Bittersweet. People use the word all the time, but when you find yourself in a situation that fits the word, it is often more bitter than it is sweet. It's often difficult to describe our emotions when we find ourselves in one of these "bittersweet" situations. More often than not it is because we are in uncharted territory. We are navigating waters we have yet to travel and it feels almost impossible to determine our exact feelings when we are having a difficult time getting our bearings. This is parenthood. The milestones we reach with our children are bittersweet. We want them to grow. We want them to change. We want them to succeed. Those are the sweet spots. It's the letting go we are forced to do in the process that is bitter. After all, wasn't it just yesterday that we held them for the first time and whispered in their tiny little ear how we had never loved anyone this much? Sure it was. To us it will always be yesterday.

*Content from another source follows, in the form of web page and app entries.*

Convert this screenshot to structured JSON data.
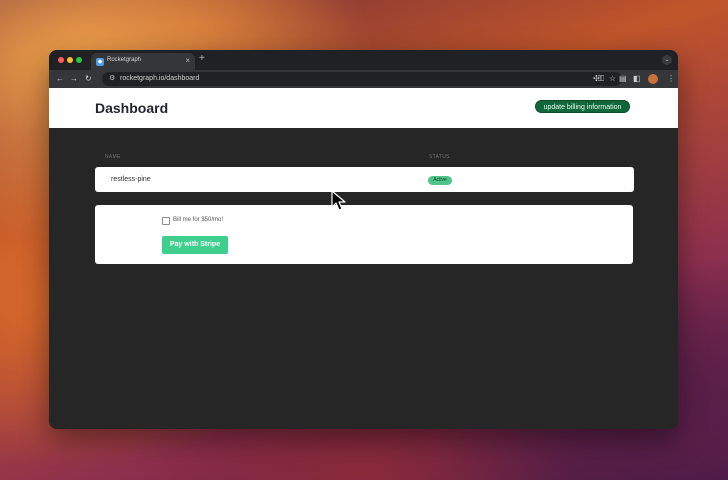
{
  "browser": {
    "tab_title": "Rocketgraph",
    "tab_close_glyph": "×",
    "new_tab_glyph": "+",
    "url": "rocketgraph.io/dashboard",
    "icons": {
      "back": "arrow-left-icon",
      "forward": "arrow-right-icon",
      "reload": "reload-icon",
      "site_info": "site-info-icon",
      "password": "key-icon",
      "bookmark": "star-icon",
      "extensions": "puzzle-icon",
      "menu": "kebab-menu-icon"
    }
  },
  "header": {
    "title": "Dashboard",
    "billing_button_label": "update billing information"
  },
  "table": {
    "columns": [
      "NAME",
      "STATUS"
    ],
    "rows": [
      {
        "name": "restless-pine",
        "status": "Active"
      }
    ]
  },
  "billing": {
    "checkbox_label": "Bill me for $50/mo!",
    "checked": false,
    "pay_button_label": "Pay with Stripe"
  },
  "colors": {
    "billing_button_bg": "#12673a",
    "pay_button_bg": "#3ecf8e",
    "status_badge_bg": "#4fc58a",
    "page_bg": "#262626"
  }
}
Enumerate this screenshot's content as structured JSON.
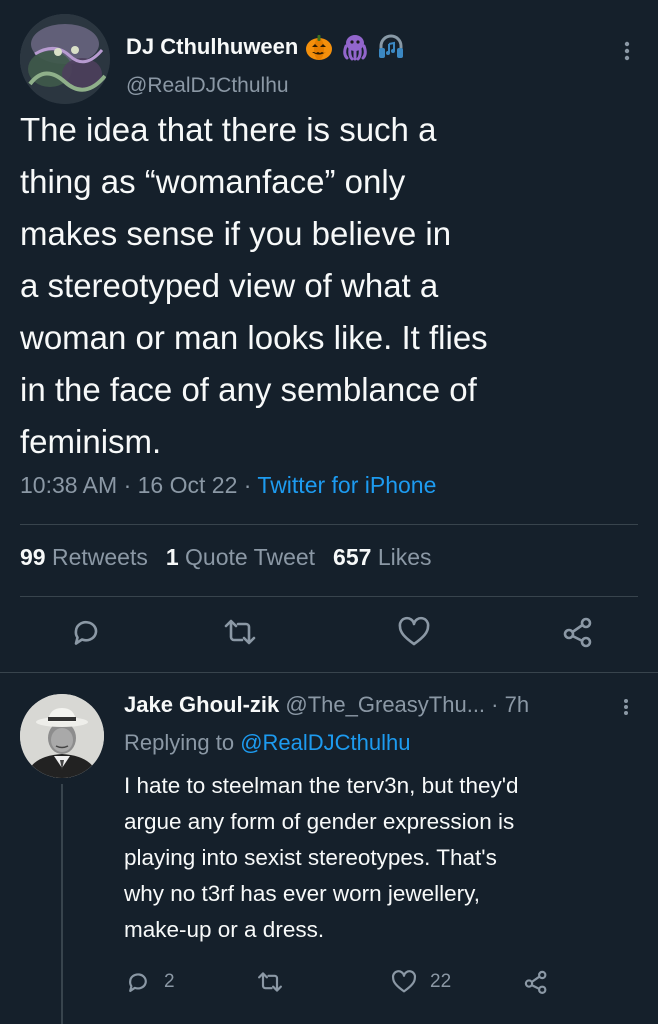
{
  "main_tweet": {
    "display_name": "DJ Cthulhuween",
    "name_emojis": [
      "pumpkin-emoji",
      "octopus-emoji",
      "headphones-emoji"
    ],
    "handle": "@RealDJCthulhu",
    "text": "The idea that there is such a\nthing as “womanface” only\nmakes sense if you believe in\na stereotyped view of what a\nwoman or man looks like.  It flies\nin the face of any semblance of\nfeminism.",
    "time": "10:38 AM",
    "date": "16 Oct 22",
    "source": "Twitter for iPhone",
    "separator": "·",
    "stats": {
      "retweets_count": "99",
      "retweets_label": "Retweets",
      "quotes_count": "1",
      "quotes_label": "Quote Tweet",
      "likes_count": "657",
      "likes_label": "Likes"
    },
    "actions": [
      "reply-icon",
      "retweet-icon",
      "like-icon",
      "share-icon"
    ]
  },
  "reply": {
    "display_name": "Jake Ghoul-zik",
    "handle": "@The_GreasyThu...",
    "separator": "·",
    "age": "7h",
    "replying_to_label": "Replying to",
    "replying_to_handle": "@RealDJCthulhu",
    "text": "I hate to steelman the terv3n, but they'd\nargue any form of gender expression is\nplaying into sexist stereotypes. That's\nwhy no t3rf has ever worn jewellery,\nmake-up or a dress.",
    "reply_count": "2",
    "like_count": "22"
  },
  "colors": {
    "background": "#15202b",
    "text": "#f7f9f9",
    "secondary": "#8b98a5",
    "accent": "#1d9bf0",
    "divider": "#38444d"
  }
}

My youngest is graduating from preschool, and while that sounds like the smallest of the milestones to some, it is one of the biggest to me. You see, preschool was a magical time for us. It was a time that he got to go out on his own without me for a little while, but was still right with me every step of the way. He left me to learn his letters, numbers and colors. He left me to play trucks with his friends. He left me to put puzzles together and have snack time with his pals. He left me to play dress up. He left me to make hand prints on paper and watch butterflies come to life. He left me skipping with a backpack that was way too big for him to find out which one of his new friends had brought in cupcakes for their birthday. He left me, but only for a short time. The moment I picked him up he told me all about every minute of his day. He told me all about story time. He told me all about that funny thing that Frankie's brother did. He told me everything. Every. Single. Thing. I don't know much, but I know enough to know it won't always be this way. Preschool is a short two or three years, but it means so much more than the time reflects. As we come to the end of this journey, I realize it is not just an ending for him -- it is one for me as well.
To the moms I met at preschool,
We might not have realized it at the time, but we met each other at the sweet spot. We came together at a time of innocence. Our children knew each other before they knew anything about the big wide world that is awaiting them. Our children did not care about where any of us came from. They only cared about snack time and play time. They cared about who had a great story to share. They cared about the kid who was crying because he missed his mom. They cared about the child who was absent and wanted to know why and when they would return.
They didn't care about what their friends were wearing to school. They cared about their friend who couldn't have nuts and made sure to remind their mommy to bring a snack she could safely have. They didn't care about what their parents drove to school. They cared about knowing who their mommy was and making sure they didn't leave if she was running late to soccer. They didn't care about what their last name stood for, because they were just so proud to be able to recognize it at circle time. They embraced one another's differences without having to point them out. They encouraged each other to be themselves. They were inclusive. They were the epitome of innocence. They never cared about status. They never cared about the exterior. All they ever cared about was each other.
The end of this time is bittersweet not only for us, but for them, even though they don't realize it now. They were able to enjoy a time of innocence with zero judgment. They were able to be who they are without anyone telling them they should change. They were confident. They were proud. They were kind. They were helpful. They were what we all wish on a daily basis we had the courage to be. They were true to themselves.
Ironically, we got to experience that too. We were a group of moms thrown into a school without knowing each other, but because we had children who were judgment-free, we too were able to remain that way. We were able to show up at pick-up every day and talk to one another without issue. After all, we have children who are not hurting each other emotionally or physically. We have children who set an example. We have children who have yet to be exposed to the hurt of the outside world. Here we thought we had popped the bubble by enrolling them in preschool, only to realize we have been happily living inside one all along. I want to tell you all that this is a time I will forever treasure. My son will grow and move on, and he may from time to time mention a pal from preschool. I want you to know that when he does I will look back on those memories with nothing but fondness. I will look back at a time when we all held the innocence of their age. I will look back at the special days, soccer games, music classes and field trips and I will smile. I will remember my son just like this because of all of you. We have no way of knowing what the future holds for our children, but what we do know is that the past will hold a treasure trove of beautiful childhood memories.
The ironic part of our preschool experience is the realization that we can learn so much from them. If we were somehow able to bottle up the innocence and have it carry on through high school and adulthood, it would be amazing. If we were able to show adults what it really means to act like a kind human being, our kids would be the example. Sure, high school gets all the glory, but preschool is the place where innocence still lives. Preschool is where judgment doesn't exist and love is a word thrown around with meaning. Our kids are graduating preschool, but I hope they carry the lessons they learned there with them forever.
All my best,